### Information provided
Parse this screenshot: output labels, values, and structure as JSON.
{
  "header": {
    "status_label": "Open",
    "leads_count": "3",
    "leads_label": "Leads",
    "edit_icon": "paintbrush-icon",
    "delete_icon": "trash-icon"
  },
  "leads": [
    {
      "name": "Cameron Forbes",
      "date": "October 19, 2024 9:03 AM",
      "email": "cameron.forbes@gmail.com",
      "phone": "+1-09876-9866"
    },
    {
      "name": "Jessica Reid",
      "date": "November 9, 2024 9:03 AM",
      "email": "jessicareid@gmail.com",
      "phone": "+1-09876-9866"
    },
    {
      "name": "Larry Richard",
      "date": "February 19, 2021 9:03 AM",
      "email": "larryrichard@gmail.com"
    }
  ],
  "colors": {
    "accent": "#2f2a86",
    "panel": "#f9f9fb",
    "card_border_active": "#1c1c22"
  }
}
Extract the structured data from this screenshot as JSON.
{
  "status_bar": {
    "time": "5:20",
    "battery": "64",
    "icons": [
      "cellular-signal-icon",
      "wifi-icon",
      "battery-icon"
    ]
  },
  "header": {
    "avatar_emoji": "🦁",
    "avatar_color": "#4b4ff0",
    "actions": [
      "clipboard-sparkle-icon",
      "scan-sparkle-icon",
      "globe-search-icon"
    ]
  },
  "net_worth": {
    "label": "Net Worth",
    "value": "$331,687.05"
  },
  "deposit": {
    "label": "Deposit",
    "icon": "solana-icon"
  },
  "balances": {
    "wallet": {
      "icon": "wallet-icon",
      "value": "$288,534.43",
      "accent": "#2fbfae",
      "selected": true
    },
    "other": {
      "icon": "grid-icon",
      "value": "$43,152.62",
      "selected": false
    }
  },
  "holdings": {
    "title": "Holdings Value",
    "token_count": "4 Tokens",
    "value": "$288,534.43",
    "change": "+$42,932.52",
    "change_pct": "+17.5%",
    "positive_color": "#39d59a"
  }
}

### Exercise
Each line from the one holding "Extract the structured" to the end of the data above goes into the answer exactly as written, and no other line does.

### Result of this task
Extract the structured data from this screenshot as JSON.
{
  "status_bar": {
    "time": "5:20",
    "battery": "64",
    "icons": [
      "cellular-signal-icon",
      "wifi-icon",
      "battery-icon"
    ]
  },
  "header": {
    "avatar_emoji": "🦁",
    "avatar_color": "#4b4ff0",
    "actions": [
      "clipboard-sparkle-icon",
      "scan-sparkle-icon",
      "globe-search-icon"
    ]
  },
  "net_worth": {
    "label": "Net Worth",
    "value": "$331,687.05"
  },
  "deposit": {
    "label": "Deposit",
    "icon": "solana-icon"
  },
  "balances": {
    "wallet": {
      "icon": "wallet-icon",
      "value": "$288,534.43",
      "accent": "#2fbfae",
      "selected": true
    },
    "other": {
      "icon": "grid-icon",
      "value": "$43,152.62",
      "selected": false
    }
  },
  "holdings": {
    "title": "Holdings Value",
    "token_count": "4 Tokens",
    "value": "$288,534.43",
    "change": "+$42,932.52",
    "change_pct": "+17.5%",
    "positive_color": "#39d59a"
  }
}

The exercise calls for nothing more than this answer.